→ **Given records**
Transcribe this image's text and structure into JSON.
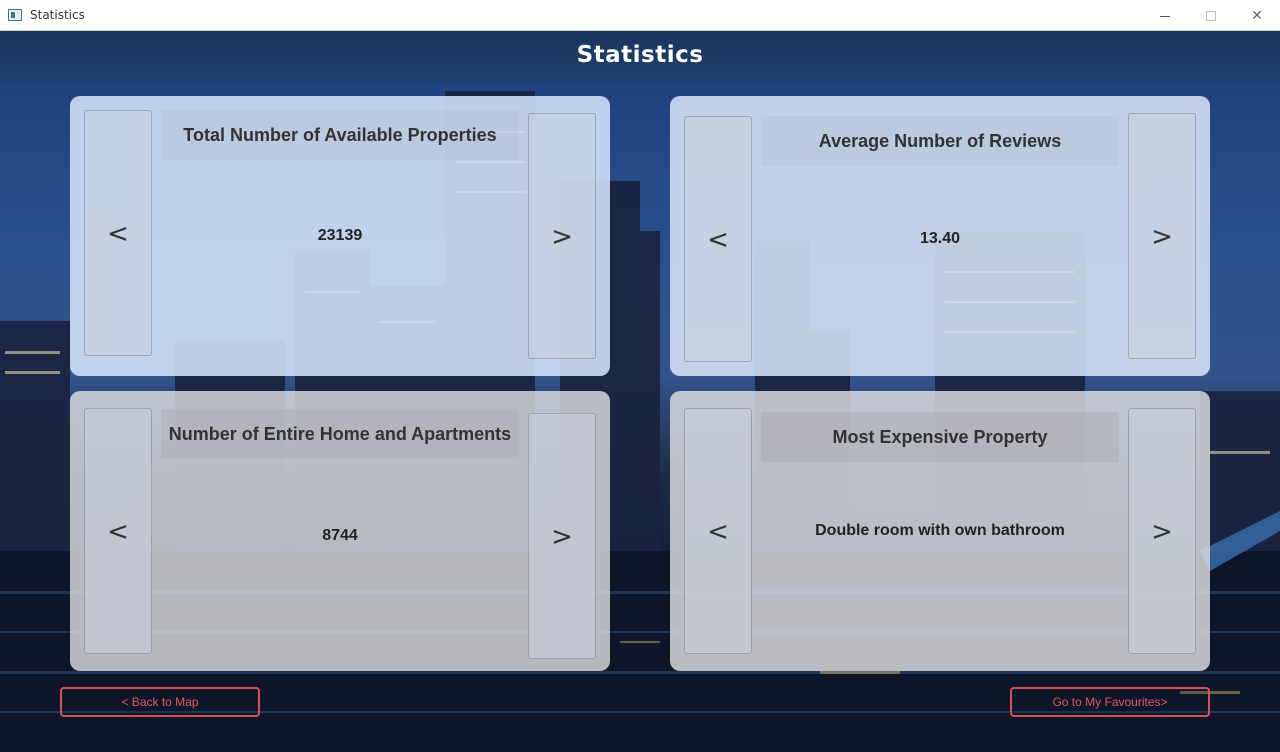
{
  "window": {
    "title": "Statistics",
    "minimize_icon": "minimize-icon",
    "maximize_icon": "maximize-icon",
    "close_icon": "close-icon",
    "close_glyph": "✕"
  },
  "header": {
    "title": "Statistics"
  },
  "cards": [
    {
      "title": "Total Number of Available Properties",
      "value": "23139",
      "prev": "<",
      "next": ">"
    },
    {
      "title": "Average Number of Reviews",
      "value": "13.40",
      "prev": "<",
      "next": ">"
    },
    {
      "title": "Number of Entire Home and Apartments",
      "value": "8744",
      "prev": "<",
      "next": ">"
    },
    {
      "title": "Most Expensive Property",
      "value": "Double room with own bathroom",
      "prev": "<",
      "next": ">"
    }
  ],
  "footer": {
    "back_label": "< Back to Map",
    "favourites_label": "Go to My Favourites>"
  },
  "colors": {
    "header_bg": "#1e3e6c",
    "footer_button_border": "#d9505a",
    "footer_button_text": "#e05a64"
  }
}
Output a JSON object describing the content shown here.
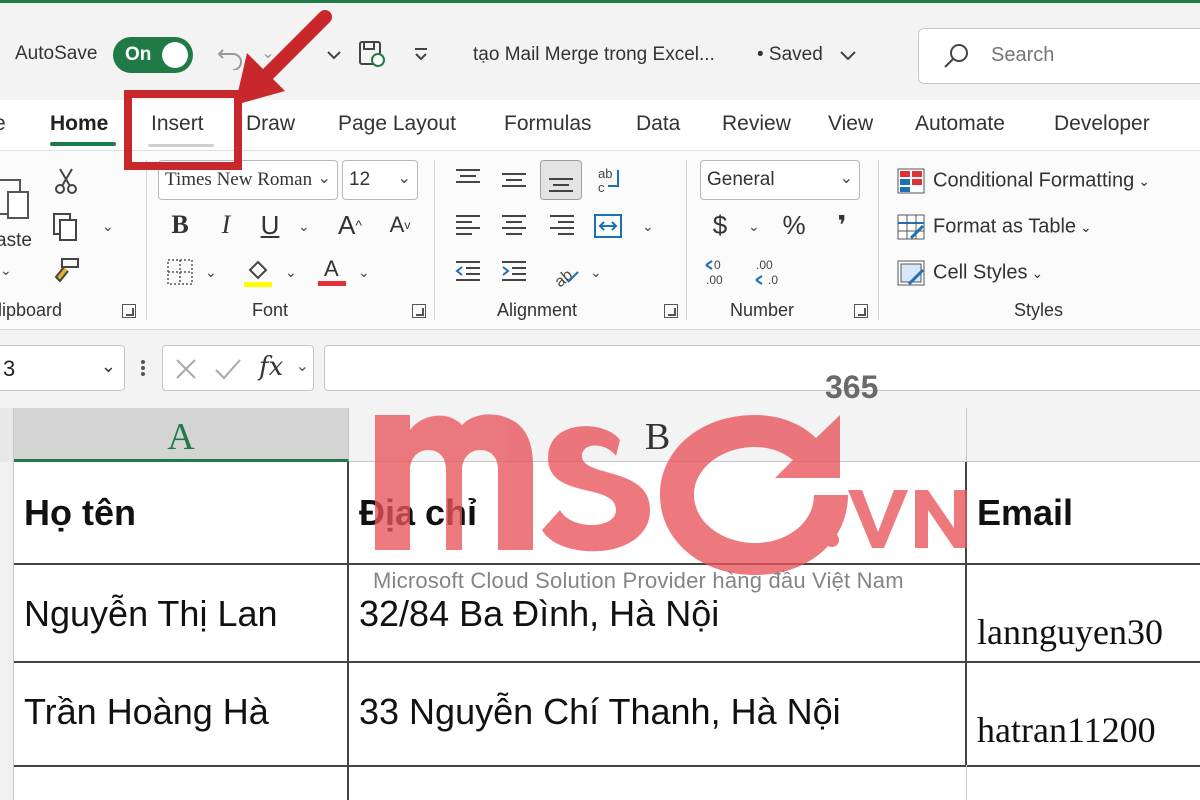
{
  "titlebar": {
    "autosave_label": "AutoSave",
    "autosave_state": "On",
    "doc_title": "tạo Mail Merge trong Excel...",
    "saved_status": "• Saved",
    "search_placeholder": "Search"
  },
  "tabs": [
    {
      "label": "e"
    },
    {
      "label": "Home"
    },
    {
      "label": "Insert"
    },
    {
      "label": "Draw"
    },
    {
      "label": "Page Layout"
    },
    {
      "label": "Formulas"
    },
    {
      "label": "Data"
    },
    {
      "label": "Review"
    },
    {
      "label": "View"
    },
    {
      "label": "Automate"
    },
    {
      "label": "Developer"
    }
  ],
  "ribbon": {
    "clipboard": {
      "paste_label": "aste",
      "group_label": "lipboard"
    },
    "font": {
      "font_name": "Times New Roman",
      "font_size": "12",
      "group_label": "Font"
    },
    "alignment": {
      "group_label": "Alignment"
    },
    "number": {
      "format": "General",
      "group_label": "Number",
      "currency_symbol": "$",
      "percent_symbol": "%",
      "comma_symbol": "❜"
    },
    "styles": {
      "conditional_formatting": "Conditional Formatting",
      "format_as_table": "Format as Table",
      "cell_styles": "Cell Styles",
      "group_label": "Styles"
    }
  },
  "formula_bar": {
    "name_box": "3",
    "fx": "fx",
    "formula": ""
  },
  "grid": {
    "columns": [
      "A",
      "B"
    ],
    "rows": [
      [
        "Họ tên",
        "Địa chỉ",
        "Email"
      ],
      [
        "Nguyễn Thị Lan",
        "32/84 Ba Đình, Hà Nội",
        "lannguyen30"
      ],
      [
        "Trần Hoàng Hà",
        "33 Nguyễn Chí Thanh, Hà Nội",
        "hatran11200"
      ]
    ]
  },
  "watermark": {
    "logo_text": "mso",
    "superscript": "365",
    "domain": ".VN",
    "tagline": "Microsoft Cloud Solution Provider hàng đầu Việt Nam"
  },
  "colors": {
    "accent": "#1f7a45",
    "annotation": "#c8282b",
    "watermark": "#e8545a"
  }
}
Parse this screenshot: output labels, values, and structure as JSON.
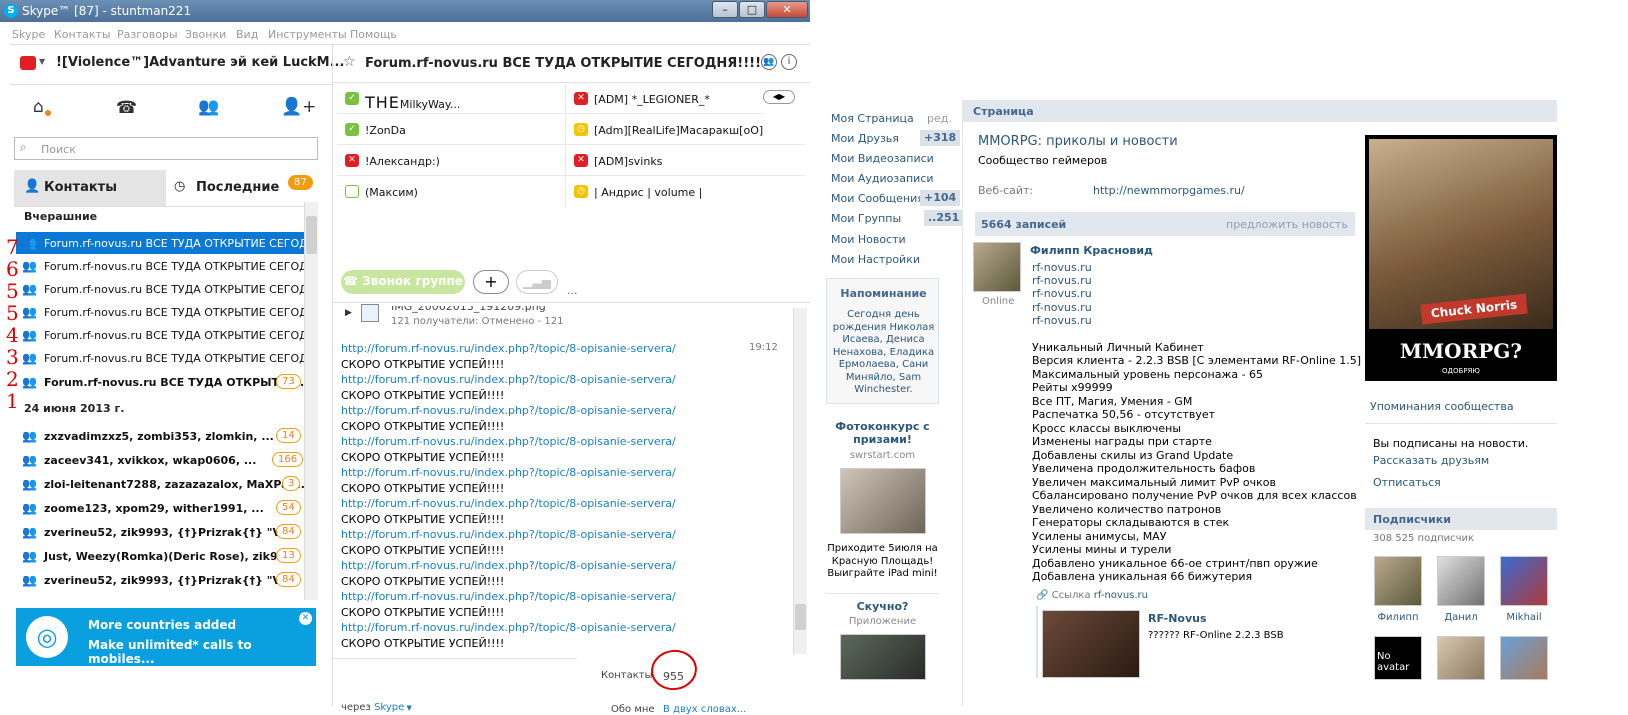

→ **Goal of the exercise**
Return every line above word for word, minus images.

→ **Solved exercise**
Transcribe this image's text and structure into JSON.
{
  "window": {
    "title": "Statistics",
    "minimize_icon": "minimize-icon",
    "maximize_icon": "maximize-icon",
    "close_icon": "close-icon",
    "close_glyph": "✕"
  },
  "header": {
    "title": "Statistics"
  },
  "cards": [
    {
      "title": "Total Number of Available Properties",
      "value": "23139",
      "prev": "<",
      "next": ">"
    },
    {
      "title": "Average Number of Reviews",
      "value": "13.40",
      "prev": "<",
      "next": ">"
    },
    {
      "title": "Number of Entire Home and Apartments",
      "value": "8744",
      "prev": "<",
      "next": ">"
    },
    {
      "title": "Most Expensive Property",
      "value": "Double room with own bathroom",
      "prev": "<",
      "next": ">"
    }
  ],
  "footer": {
    "back_label": "< Back to Map",
    "favourites_label": "Go to My Favourites>"
  },
  "colors": {
    "header_bg": "#1e3e6c",
    "footer_button_border": "#d9505a",
    "footer_button_text": "#e05a64"
  }
}
Output a JSON object describing the content shown here.
{
  "titlebar": {
    "autosave_label": "AutoSave",
    "autosave_state": "On",
    "doc_title": "tạo Mail Merge trong Excel...",
    "saved_status": "• Saved",
    "search_placeholder": "Search"
  },
  "tabs": [
    {
      "label": "e"
    },
    {
      "label": "Home"
    },
    {
      "label": "Insert"
    },
    {
      "label": "Draw"
    },
    {
      "label": "Page Layout"
    },
    {
      "label": "Formulas"
    },
    {
      "label": "Data"
    },
    {
      "label": "Review"
    },
    {
      "label": "View"
    },
    {
      "label": "Automate"
    },
    {
      "label": "Developer"
    }
  ],
  "ribbon": {
    "clipboard": {
      "paste_label": "aste",
      "group_label": "lipboard"
    },
    "font": {
      "font_name": "Times New Roman",
      "font_size": "12",
      "group_label": "Font"
    },
    "alignment": {
      "group_label": "Alignment"
    },
    "number": {
      "format": "General",
      "group_label": "Number",
      "currency_symbol": "$",
      "percent_symbol": "%",
      "comma_symbol": "❜"
    },
    "styles": {
      "conditional_formatting": "Conditional Formatting",
      "format_as_table": "Format as Table",
      "cell_styles": "Cell Styles",
      "group_label": "Styles"
    }
  },
  "formula_bar": {
    "name_box": "3",
    "fx": "fx",
    "formula": ""
  },
  "grid": {
    "columns": [
      "A",
      "B"
    ],
    "rows": [
      [
        "Họ tên",
        "Địa chỉ",
        "Email"
      ],
      [
        "Nguyễn Thị Lan",
        "32/84 Ba Đình, Hà Nội",
        "lannguyen30"
      ],
      [
        "Trần Hoàng Hà",
        "33 Nguyễn Chí Thanh, Hà Nội",
        "hatran11200"
      ]
    ]
  },
  "watermark": {
    "logo_text": "mso",
    "superscript": "365",
    "domain": ".VN",
    "tagline": "Microsoft Cloud Solution Provider hàng đầu Việt Nam"
  },
  "colors": {
    "accent": "#1f7a45",
    "annotation": "#c8282b",
    "watermark": "#e8545a"
  }
}
Parse this screenshot: output labels, values, and structure as JSON.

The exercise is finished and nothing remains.